Saturday, October 25th, 2014
Mostly False
West
"Currently we have some 40-45% of Americans who are not paying any taxes."

Allen West on Monday, April 26th, 2010 in a statement on his campaign website

West says nearly half of Americans pay no taxes

Allen West, a Republican candidate for Congress for the South Florida seat now held by Democratic Rep. Ron Klein, claims that close to half of Americans aren't paying "any taxes." On a page about the economy on his Web site, West claims, "Currently we have some 40-45% of Americans who are not paying any taxes."

That's a strong claim -- that nearly half of Americans aren't paying "any taxes." We wondered, could that be true?

First, a look at the context in which West made this claim. He made it in a section that focuses on income taxes -- though he said "any taxes":

"If we are serious about restoring the American economy then suspend payroll taxes until the situation improves. I would begin with a 3 month suspension and willingly extend that to 6 months if necessary. In order to inspire investment, innovation, ingenuity, and real growth we must end capital gains, dividend, and death taxes, just abolish immediately. We should begin to redefine our tax code, no more progressive tax system; we need to go to a flat tax system. Currently we have some 40-45% of Americans who are not paying any taxes; a (flat tax) rate of around 15-17% would be adequate. A twist I recommend is to have a flat tax up to an income level of $2 Million, then institute a progressive system. My intent is to inspire Americans to earn and develop their wealth.:
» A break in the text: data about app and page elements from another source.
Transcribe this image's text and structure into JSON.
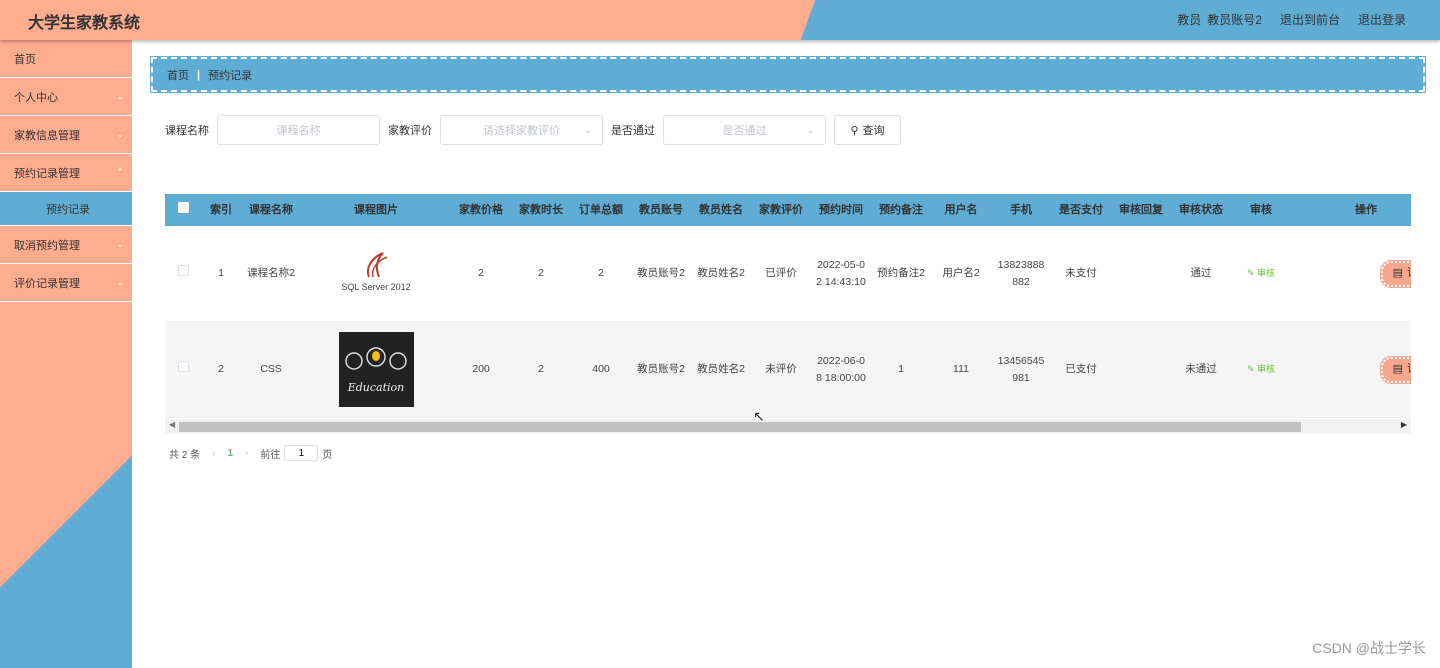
{
  "header": {
    "brand": "大学生家教系统",
    "role": "教员",
    "account": "教员账号2",
    "front_link": "退出到前台",
    "logout": "退出登录"
  },
  "sidebar": {
    "items": [
      {
        "label": "首页"
      },
      {
        "label": "个人中心"
      },
      {
        "label": "家教信息管理"
      },
      {
        "label": "预约记录管理"
      },
      {
        "label": "预约记录"
      },
      {
        "label": "取消预约管理"
      },
      {
        "label": "评价记录管理"
      }
    ]
  },
  "breadcrumb": {
    "home": "首页",
    "current": "预约记录"
  },
  "search": {
    "course_label": "课程名称",
    "course_placeholder": "课程名称",
    "rating_label": "家教评价",
    "rating_placeholder": "请选择家教评价",
    "pass_label": "是否通过",
    "pass_placeholder": "是否通过",
    "query_button": "查询"
  },
  "table": {
    "headers": [
      "索引",
      "课程名称",
      "课程图片",
      "家教价格",
      "家教时长",
      "订单总额",
      "教员账号",
      "教员姓名",
      "家教评价",
      "预约时间",
      "预约备注",
      "用户名",
      "手机",
      "是否支付",
      "审核回复",
      "审核状态",
      "审核",
      "操作"
    ],
    "rows": [
      {
        "index": "1",
        "course": "课程名称2",
        "image_caption": "SQL Server 2012",
        "price": "2",
        "duration": "2",
        "total": "2",
        "teacher_account": "教员账号2",
        "teacher_name": "教员姓名2",
        "rating": "已评价",
        "time": "2022-05-02 14:43:10",
        "note": "预约备注2",
        "username": "用户名2",
        "phone": "13823888882",
        "paid": "未支付",
        "reply": "",
        "status": "通过",
        "audit": "审核",
        "action": "详情"
      },
      {
        "index": "2",
        "course": "CSS",
        "image_caption": "Education",
        "price": "200",
        "duration": "2",
        "total": "400",
        "teacher_account": "教员账号2",
        "teacher_name": "教员姓名2",
        "rating": "未评价",
        "time": "2022-06-08 18:00:00",
        "note": "1",
        "username": "111",
        "phone": "13456545981",
        "paid": "已支付",
        "reply": "",
        "status": "未通过",
        "audit": "审核",
        "action": "详情"
      }
    ]
  },
  "pager": {
    "total_prefix": "共",
    "total": "2",
    "total_suffix": "条",
    "page": "1",
    "goto_label": "前往",
    "goto_value": "1",
    "goto_suffix": "页"
  },
  "watermark": "CSDN @战士学长"
}
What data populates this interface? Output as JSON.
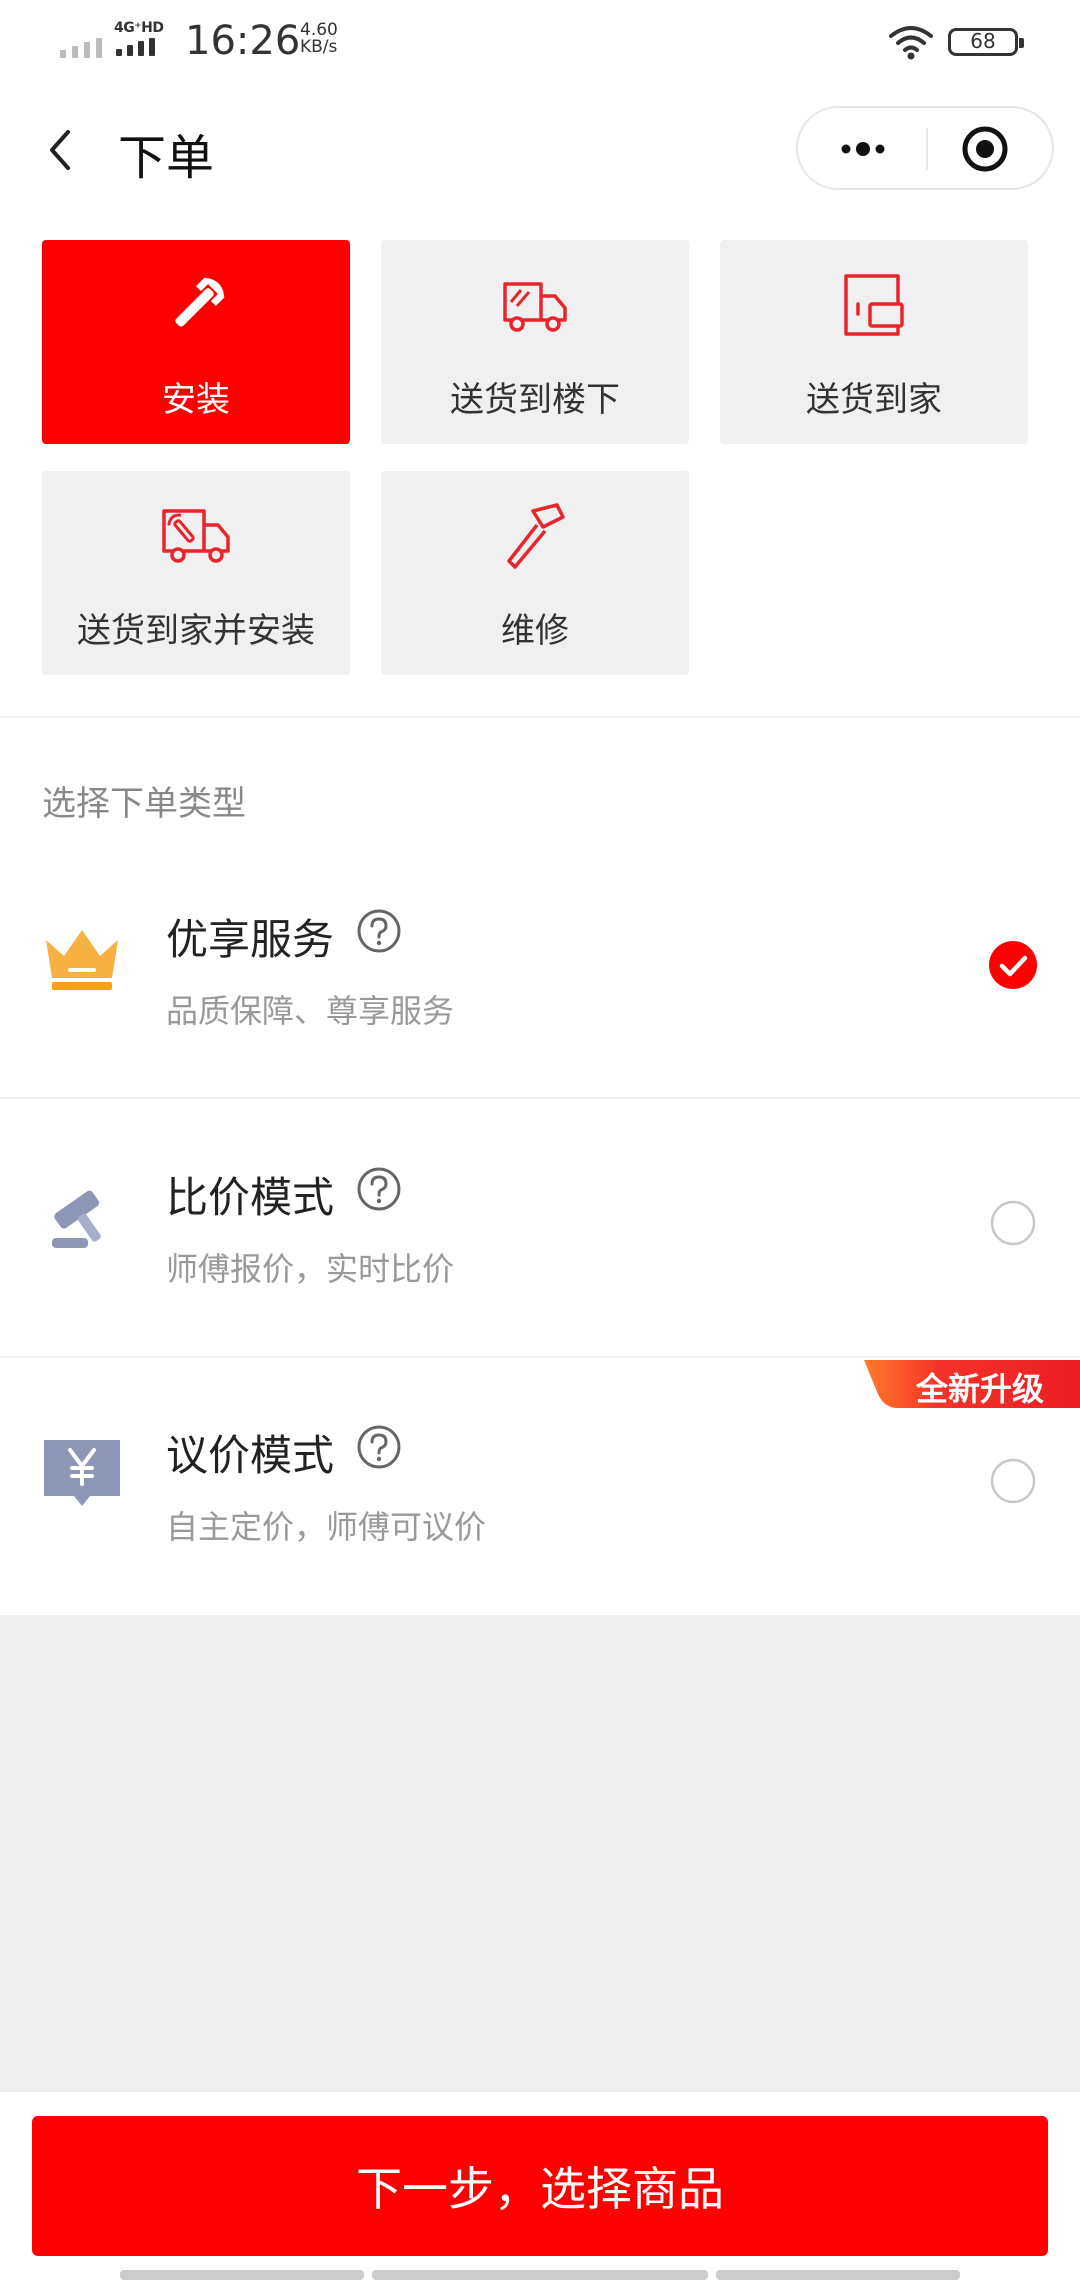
{
  "status_bar": {
    "network": "4G⁺HD",
    "time": "16:26",
    "speed_value": "4.60",
    "speed_unit": "KB/s",
    "battery": "68"
  },
  "nav": {
    "title": "下单"
  },
  "services": [
    {
      "label": "安装",
      "icon": "wrench-icon",
      "selected": true
    },
    {
      "label": "送货到楼下",
      "icon": "delivery-truck-icon",
      "selected": false
    },
    {
      "label": "送货到家",
      "icon": "home-delivery-icon",
      "selected": false
    },
    {
      "label": "送货到家并安装",
      "icon": "truck-install-icon",
      "selected": false
    },
    {
      "label": "维修",
      "icon": "hammer-icon",
      "selected": false
    }
  ],
  "section_title": "选择下单类型",
  "order_types": [
    {
      "name": "优享服务",
      "desc": "品质保障、尊享服务",
      "icon": "crown-icon",
      "selected": true
    },
    {
      "name": "比价模式",
      "desc": "师傅报价，实时比价",
      "icon": "gavel-icon",
      "selected": false
    },
    {
      "name": "议价模式",
      "desc": "自主定价，师傅可议价",
      "icon": "yuan-tag-icon",
      "selected": false,
      "badge": "全新升级"
    }
  ],
  "footer": {
    "next_label": "下一步，选择商品"
  },
  "colors": {
    "accent": "#ff0000",
    "tile_bg": "#f0f0f0",
    "crown": "#f7b042",
    "muted_icon": "#8e96b8"
  }
}
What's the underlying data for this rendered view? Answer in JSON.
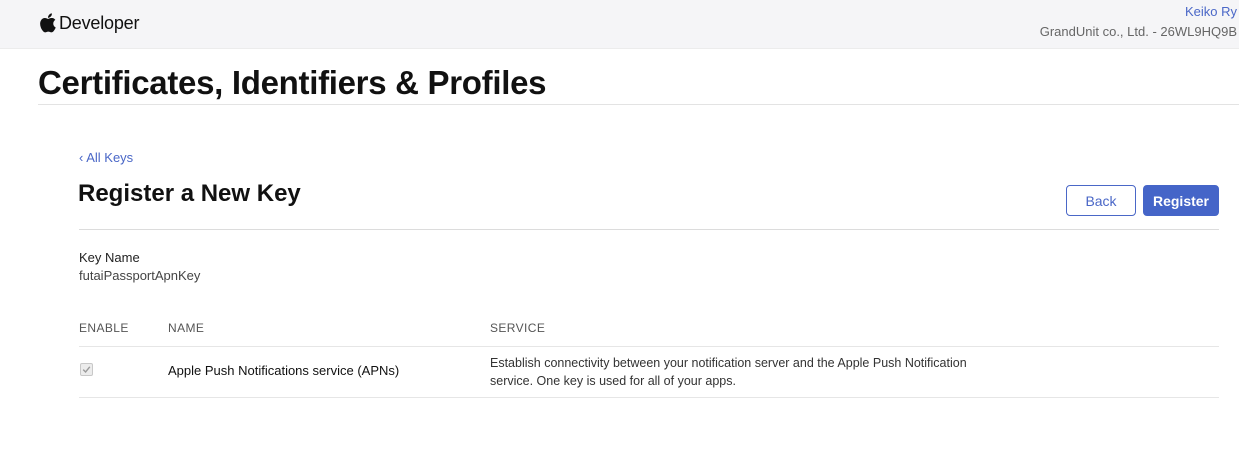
{
  "header": {
    "brand_icon": "apple-logo-icon",
    "brand_label": "Developer",
    "user_name": "Keiko Ry",
    "team_name": "GrandUnit co., Ltd. - 26WL9HQ9B"
  },
  "page": {
    "title": "Certificates, Identifiers & Profiles"
  },
  "section": {
    "back_link": "‹ All Keys",
    "title": "Register a New Key",
    "back_button": "Back",
    "register_button": "Register"
  },
  "key": {
    "label": "Key Name",
    "value": "futaiPassportApnKey"
  },
  "table": {
    "headers": [
      "ENABLE",
      "NAME",
      "SERVICE"
    ],
    "rows": [
      {
        "enabled": true,
        "name": "Apple Push Notifications service (APNs)",
        "service": "Establish connectivity between your notification server and the Apple Push Notification service. One key is used for all of your apps."
      }
    ]
  },
  "colors": {
    "accent": "#4565c8",
    "link": "#4a67c7"
  }
}
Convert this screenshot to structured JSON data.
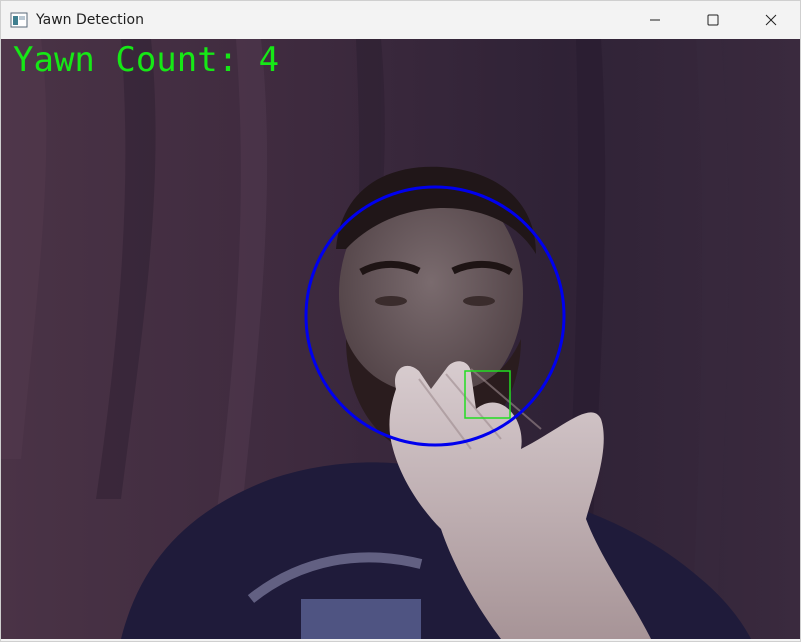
{
  "window": {
    "title": "Yawn Detection"
  },
  "icons": {
    "app": "app-window-icon",
    "minimize": "minimize-icon",
    "maximize": "maximize-icon",
    "close": "close-icon"
  },
  "overlay": {
    "yawn_count_text": "Yawn Count: 4",
    "text_color": "#16e816",
    "face_circle_color": "#0000ee",
    "mouth_box_color": "#22dd22"
  }
}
The Tax Foundation, a nonpartisan organization that analyzes federal income tax issues, found the number was actually 36.3 percent based on tax year 2008 filed in 2009. The figure refers to federal income taxes.

"We found that out of the 142 million tax returns filed, roughly 51.6 million paid no income taxes or had negative income tax liability,'' said spokesperson Natasha Altamirano in an interview April 26, 2010. That equals 36.3 percent "who paid no income taxes or got additional money through refundable tax credits" and she added the 2008 numbers are actually the record high.

Altamirano said that it's important be precise in describing that group. "One of the problems is when people say 'half of everyone, one-third of everyone does not pay taxes' -- that's not true,'' she said, because it omits other types of taxes such as property and sales taxes that those people still pay. "This is just federal income tax. Unless they are saying 'federal income taxes' it's just not true.''

Another measure: According to the Tax Policy Center, a joint venture of the Urban Institute and Brookings Institution, 46.9 percent of Americans paid no federal income taxes for 2009, said Roberton Williams, a senior fellow at the Tax Policy Center.

We read him Allen West's quote about 40 to 45 percent of Americans not paying "any taxes," and Williams said: "That's not true at all."

People who don't pay income taxes probably pay taxes in many other ways such as state and local sales tax and state and federal taxes on gasoline and alcohol. To avoid paying taxes entirely, "you couldn't drink, you couldn't smoke, you couldn't drive a car, you couldn't live in a house,'' Williams said. "It's hard to avoid them. We are very careful when we say 47 percent pay no federal income tax."

West campaign spokeswoman Valentina Weis said West was referring to federal income tax.

"This paragraph refers to Allen's position on the federal income tax, and it has been well documented that the mentioned percentage (actually quoted higher in some instances, 47 percent) do not pay any federal income taxes,'' she wrote in an e-mail.

We spoke to West, who also told us that his claim referred to federal income taxes. When asked why he didn't state "federal income taxes" rather than "any tax" he said:

"I presume people are smart enough to know what I'm talking about because I'm running for federal office,'' he said in an interview.

West's campaign provided links to an editorial in USA Today and articles from CNN, the AP and Business Insider which cite the 47 percent figure.

West's statement was made within a paragraph in which he discussed taxes, including several aspects of the income tax, but it appeared on a page about the economy that covered a range of financial issues including the "death tax," sub-prime mortgages and foreign aid. If West meant to say 40 to 45 percent of Americans don't pay "federal income taxes," he could have been more specific. As it is currently worded, the sentence is not specific and can lead people to believe he was referring to all types of taxes. So for the lack of important context, we rate this claim Barely True.



Editor's note: This statement was rated Barely True when it was published. On July 27, 2011, we changed the name for the rating to Mostly False.